I don’t consider myself to be a lucky person. That’s not to say I’m unlucky, because there are far worse ways to live than I do now. But, when it comes to the amorphous blessing of serendipity that allows the same person find a hundred dollar bill in the gutter, win a motorcycle raffle and then hit the lottery three times in a row, I can honestly say I have no idea what it feels like. It seems I’m destined to make my own way in the world, without fortune’s favor. And I’m very much okay with that.
I read this morning someone from Louisiana won fifteen million in the Powerball jackpot. And I wasn’t even a little jealous. Really. I’m happy for the person who won, and I wish all those who purchase these tickets with hope in their hearts eventually get a taste of the same victory. It’s simply that luck has diverged it’s path from my own, and I’ve come to the conclusion (or the rationalizing delusion) it’s because I’m meant to find my own way in this world. For me, winning a few million would be too easy, too final. Because what do you do when you finally have everything?
I’m a big fan of The Sims. It’s a twistedly fun game where you make your creepy little avatars do your bidding, forcing them to study and get jobs so they can earn enough money for you to get them bigger houses and better furniture. It’s a frustrating process, because (as in real life) bills have to be paid and you can never afford all the items you want. For some, this is where the cheat code comes in. With a few random letters and numbers, you can suddenly give your Sims all the money in the world. Sure, it’s fun for a day or two, giving them massive mansions, putting in giant pools, buying all the most expensive electronics to entertain them. After that, though, when your Sims have danced themselves silly on the disco floor embedded in their living room, and after they’ve walked their expansive gardens and messed around with their very own Tesla Coils, there’s nothing left. No goals. No higher achievements to strive for. They’re just a pack of microcosmic mini-me lottery winners sitting in their massive houses, each mired in stasis–and a lot of stuff.

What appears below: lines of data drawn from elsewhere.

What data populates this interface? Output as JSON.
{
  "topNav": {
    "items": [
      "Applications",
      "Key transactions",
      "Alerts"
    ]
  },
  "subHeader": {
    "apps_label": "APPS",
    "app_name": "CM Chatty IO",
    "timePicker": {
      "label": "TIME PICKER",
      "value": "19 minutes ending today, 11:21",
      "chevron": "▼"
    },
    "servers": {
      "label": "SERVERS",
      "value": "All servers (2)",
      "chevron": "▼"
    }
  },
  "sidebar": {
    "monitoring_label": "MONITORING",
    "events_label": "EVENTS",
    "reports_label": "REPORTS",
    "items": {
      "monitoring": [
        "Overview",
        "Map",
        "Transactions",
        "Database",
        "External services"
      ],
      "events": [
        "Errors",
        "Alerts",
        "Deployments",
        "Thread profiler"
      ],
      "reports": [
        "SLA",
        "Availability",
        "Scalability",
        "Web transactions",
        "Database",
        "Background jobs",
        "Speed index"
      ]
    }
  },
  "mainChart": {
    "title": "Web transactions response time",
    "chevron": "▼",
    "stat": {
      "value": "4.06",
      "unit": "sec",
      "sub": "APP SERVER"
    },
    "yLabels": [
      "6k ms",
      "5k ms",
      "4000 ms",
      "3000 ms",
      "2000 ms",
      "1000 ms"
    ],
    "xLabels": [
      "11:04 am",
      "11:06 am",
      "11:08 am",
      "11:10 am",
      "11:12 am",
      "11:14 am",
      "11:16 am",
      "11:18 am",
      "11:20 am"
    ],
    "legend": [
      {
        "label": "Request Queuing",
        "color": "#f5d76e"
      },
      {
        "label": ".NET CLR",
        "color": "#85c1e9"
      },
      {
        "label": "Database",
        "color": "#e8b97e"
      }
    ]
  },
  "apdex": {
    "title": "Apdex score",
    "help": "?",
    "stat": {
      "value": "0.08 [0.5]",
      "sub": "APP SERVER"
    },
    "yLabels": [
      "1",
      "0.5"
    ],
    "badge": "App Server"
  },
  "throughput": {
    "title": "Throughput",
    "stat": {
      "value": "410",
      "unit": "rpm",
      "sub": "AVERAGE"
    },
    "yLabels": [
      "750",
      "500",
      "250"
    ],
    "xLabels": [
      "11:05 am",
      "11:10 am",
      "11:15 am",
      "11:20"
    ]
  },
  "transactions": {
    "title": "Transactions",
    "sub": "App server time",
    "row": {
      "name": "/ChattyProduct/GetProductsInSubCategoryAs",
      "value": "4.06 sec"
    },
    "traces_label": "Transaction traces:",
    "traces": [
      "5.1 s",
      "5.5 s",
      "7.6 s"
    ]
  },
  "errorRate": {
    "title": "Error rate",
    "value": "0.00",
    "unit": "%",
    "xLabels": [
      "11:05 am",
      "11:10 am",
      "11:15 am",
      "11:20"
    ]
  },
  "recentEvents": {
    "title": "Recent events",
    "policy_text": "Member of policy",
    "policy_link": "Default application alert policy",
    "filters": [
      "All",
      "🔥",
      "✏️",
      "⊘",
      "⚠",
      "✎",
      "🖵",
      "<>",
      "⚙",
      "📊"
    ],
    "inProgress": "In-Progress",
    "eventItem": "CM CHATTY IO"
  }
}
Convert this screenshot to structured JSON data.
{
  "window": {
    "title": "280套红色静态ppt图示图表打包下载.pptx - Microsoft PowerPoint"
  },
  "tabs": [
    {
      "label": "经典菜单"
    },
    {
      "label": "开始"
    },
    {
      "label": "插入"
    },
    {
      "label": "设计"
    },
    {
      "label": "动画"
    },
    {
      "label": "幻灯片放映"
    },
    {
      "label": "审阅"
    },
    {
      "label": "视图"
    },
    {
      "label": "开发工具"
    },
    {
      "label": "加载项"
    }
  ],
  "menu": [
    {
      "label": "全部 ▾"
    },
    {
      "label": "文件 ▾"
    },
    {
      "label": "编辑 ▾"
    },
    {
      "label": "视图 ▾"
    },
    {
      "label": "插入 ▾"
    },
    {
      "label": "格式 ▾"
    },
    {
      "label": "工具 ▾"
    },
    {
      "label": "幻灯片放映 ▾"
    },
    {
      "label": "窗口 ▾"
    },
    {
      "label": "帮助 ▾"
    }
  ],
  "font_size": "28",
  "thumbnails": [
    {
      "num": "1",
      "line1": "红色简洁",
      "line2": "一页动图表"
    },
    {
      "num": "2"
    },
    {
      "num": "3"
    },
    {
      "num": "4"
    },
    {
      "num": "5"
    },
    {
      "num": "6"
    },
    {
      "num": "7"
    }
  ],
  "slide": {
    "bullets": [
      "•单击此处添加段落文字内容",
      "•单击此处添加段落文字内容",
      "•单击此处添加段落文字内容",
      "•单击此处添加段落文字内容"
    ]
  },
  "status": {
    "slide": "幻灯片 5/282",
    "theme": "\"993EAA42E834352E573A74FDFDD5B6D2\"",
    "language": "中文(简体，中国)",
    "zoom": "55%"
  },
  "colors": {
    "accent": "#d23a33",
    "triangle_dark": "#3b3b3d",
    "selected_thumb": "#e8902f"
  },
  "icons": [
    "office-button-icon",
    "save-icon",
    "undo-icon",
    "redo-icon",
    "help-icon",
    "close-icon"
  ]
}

I don’t want to win the lottery. Ever. While a truckload of money would be nice initially, I can see the path it would lead me down, and it would be the same my tiny virtual friends have suffered. Why bother writing and striving for personal achievement when I have an eighty-inch plasma in front of me? Why work to be the best, when I can be the richest? Why care when those two separate ideals blend in my soul and suddenly richest equals best.
No, thanks. I’m happy to let others have my share of tickets. Even if it means a life of semi-poverty, or even a burger-flipping day job. I want my fortune to be my own, from my own hands. I want it to be a product of the devotion I have to my chosen profession, and not a result of a random number drawing.
As for those of you who disagree, may fortune turn her shining face your way.